    These parks are so cool. Reading this reminds me of a favorite memory of mine. A few years ago, when my daughter was a toddler, I was driving home through my neighborhood, which takes me right past our neighborhood park, when I heard the laughter of a very familiar child. Recognizing that laugh as my daughter’s over all the other laughing, playing children, I stopped, parked and walked into the mass of parents and children enjoying a sunny, warm summer day at the park to see if, indeed, I heard my little princess. Sure enough, there she was, with a huge smile on her face – and sand. She was as surprised and happy to see me as I was her having a ball with mom. I’ll never forget hearing and distinguishing her laugh (and being surprised that I was able, considering I didn’t expect her at the park) over all the others. We really do connect with and know our preceious children on a very deep level. Don’t adult penquins listen among hundreds of babies to find their own as they return from fishing with food to share?

  • http://www.speelgoedtoestel.nl/speeltoestellen speeltoestellen

    This playground was built for children with disabilities. It
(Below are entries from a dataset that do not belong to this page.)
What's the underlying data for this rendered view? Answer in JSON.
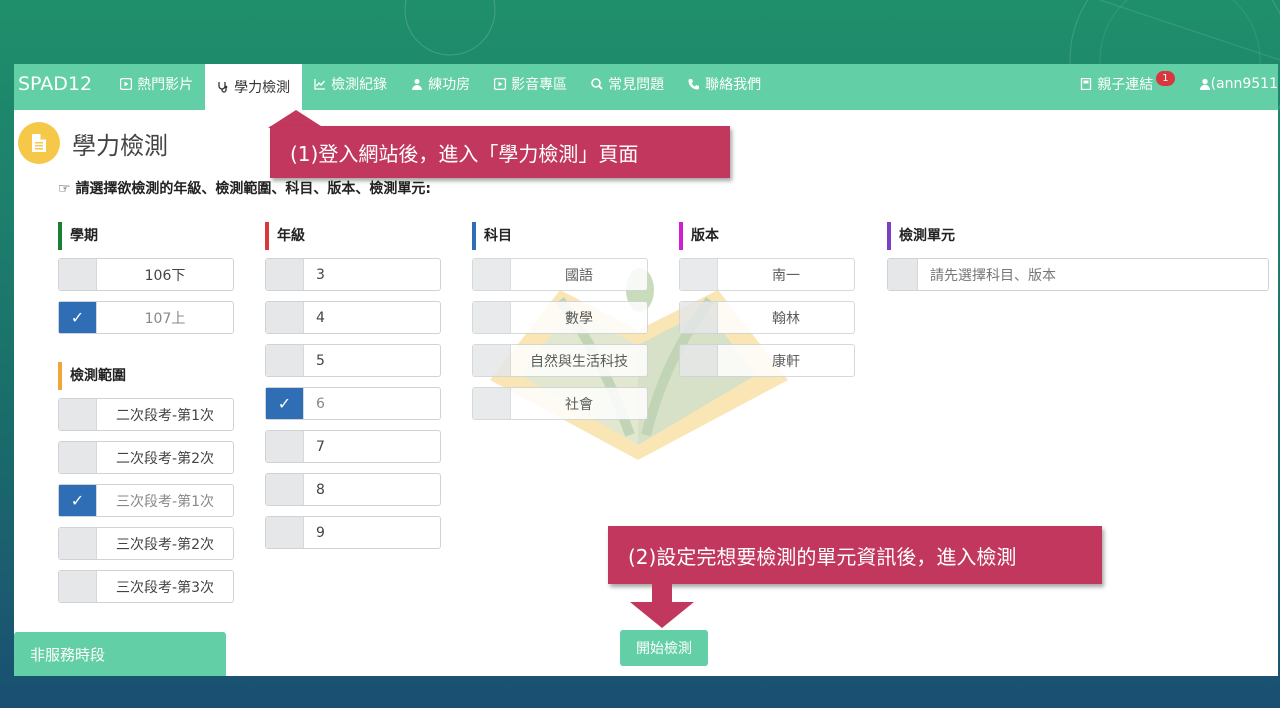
{
  "navbar": {
    "brand": "SPAD12",
    "items": [
      {
        "label": "熱門影片"
      },
      {
        "label": "學力檢測"
      },
      {
        "label": "檢測紀錄"
      },
      {
        "label": "練功房"
      },
      {
        "label": "影音專區"
      },
      {
        "label": "常見問題"
      },
      {
        "label": "聯絡我們"
      }
    ],
    "parent_link": "親子連結",
    "parent_badge": "1",
    "user": "(ann9511"
  },
  "page": {
    "title": "學力檢測",
    "instruction": "請選擇欲檢測的年級、檢測範圍、科目、版本、檢測單元:"
  },
  "semester": {
    "title": "學期",
    "options": [
      {
        "label": "106下",
        "checked": false
      },
      {
        "label": "107上",
        "checked": true
      }
    ]
  },
  "scope": {
    "title": "檢測範圍",
    "options": [
      {
        "label": "二次段考-第1次",
        "checked": false
      },
      {
        "label": "二次段考-第2次",
        "checked": false
      },
      {
        "label": "三次段考-第1次",
        "checked": true
      },
      {
        "label": "三次段考-第2次",
        "checked": false
      },
      {
        "label": "三次段考-第3次",
        "checked": false
      }
    ]
  },
  "grade": {
    "title": "年級",
    "options": [
      {
        "label": "3",
        "checked": false
      },
      {
        "label": "4",
        "checked": false
      },
      {
        "label": "5",
        "checked": false
      },
      {
        "label": "6",
        "checked": true
      },
      {
        "label": "7",
        "checked": false
      },
      {
        "label": "8",
        "checked": false
      },
      {
        "label": "9",
        "checked": false
      }
    ]
  },
  "subject": {
    "title": "科目",
    "options": [
      {
        "label": "國語"
      },
      {
        "label": "數學"
      },
      {
        "label": "自然與生活科技"
      },
      {
        "label": "社會"
      }
    ]
  },
  "edition": {
    "title": "版本",
    "options": [
      {
        "label": "南一"
      },
      {
        "label": "翰林"
      },
      {
        "label": "康軒"
      }
    ]
  },
  "unit": {
    "title": "檢測單元",
    "placeholder": "請先選擇科目、版本"
  },
  "start_button": "開始檢測",
  "status": "非服務時段",
  "callouts": {
    "step1": "(1)登入網站後，進入「學力檢測」頁面",
    "step2": "(2)設定完想要檢測的單元資訊後，進入檢測"
  },
  "colors": {
    "nav": "#63cfa6",
    "callout": "#c2375d",
    "checked": "#2f6eb5",
    "semester_bar": "#1a7f32",
    "grade_bar": "#d9363e",
    "subject_bar": "#2f6eb5",
    "edition_bar": "#d01fd0",
    "unit_bar": "#7b3fc4",
    "scope_bar": "#f0a63a"
  }
}
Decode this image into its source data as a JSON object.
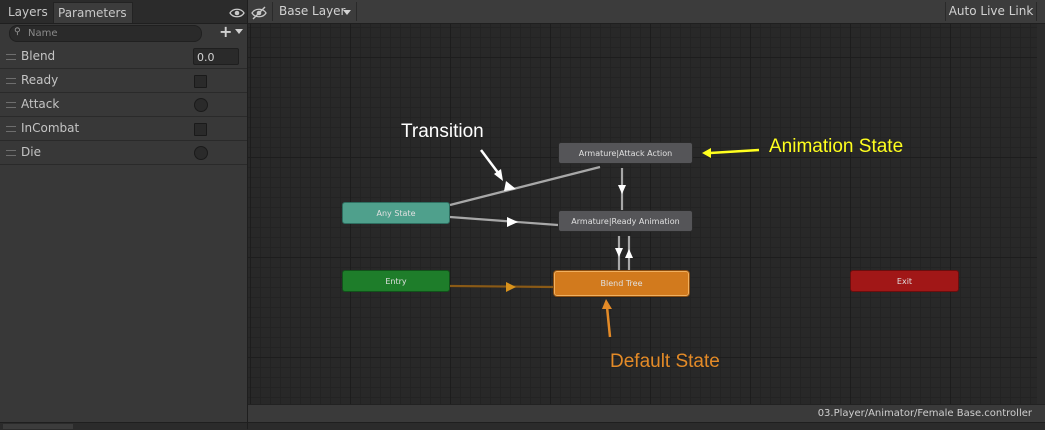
{
  "tabs": {
    "layers": "Layers",
    "parameters": "Parameters"
  },
  "search": {
    "placeholder": "Name"
  },
  "parameters": [
    {
      "name": "Blend",
      "type": "float",
      "value": "0.0"
    },
    {
      "name": "Ready",
      "type": "bool",
      "value": false
    },
    {
      "name": "Attack",
      "type": "trigger",
      "value": false
    },
    {
      "name": "InCombat",
      "type": "bool",
      "value": false
    },
    {
      "name": "Die",
      "type": "trigger",
      "value": false
    }
  ],
  "toolbar": {
    "layer": "Base Layer",
    "live_link": "Auto Live Link"
  },
  "nodes": {
    "attack": "Armature|Attack Action",
    "ready": "Armature|Ready Animation",
    "any": "Any State",
    "entry": "Entry",
    "blend": "Blend Tree",
    "exit": "Exit"
  },
  "annotations": {
    "transition": "Transition",
    "animation_state": "Animation State",
    "default_state": "Default State"
  },
  "status": {
    "path": "03.Player/Animator/Female Base.controller"
  },
  "colors": {
    "node_default": "#555558",
    "any_state": "#4fa08c",
    "entry": "#1e7d2a",
    "default_state": "#d27a1d",
    "exit": "#a11717",
    "annot_white": "#ffffff",
    "annot_yellow": "#ffff1e",
    "annot_orange": "#e38a27"
  }
}
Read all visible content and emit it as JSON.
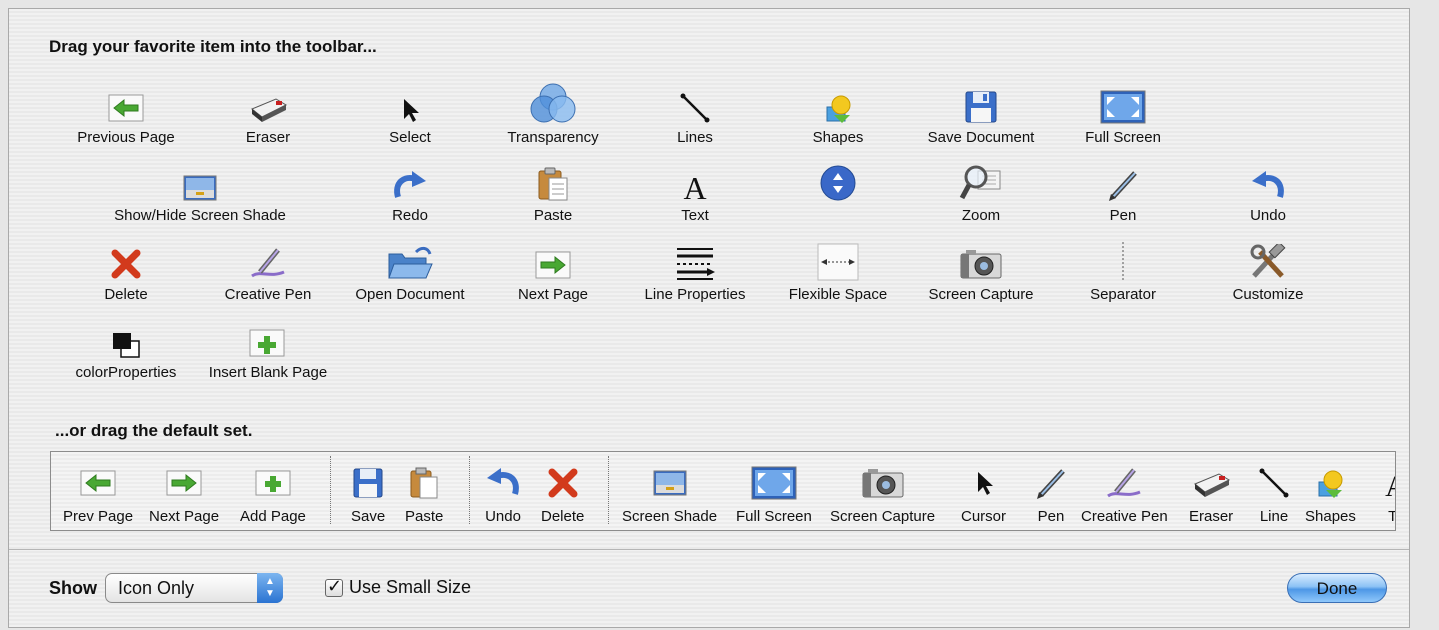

    is good that they do put up this project so that kids could have fun despite of
    their disabilities.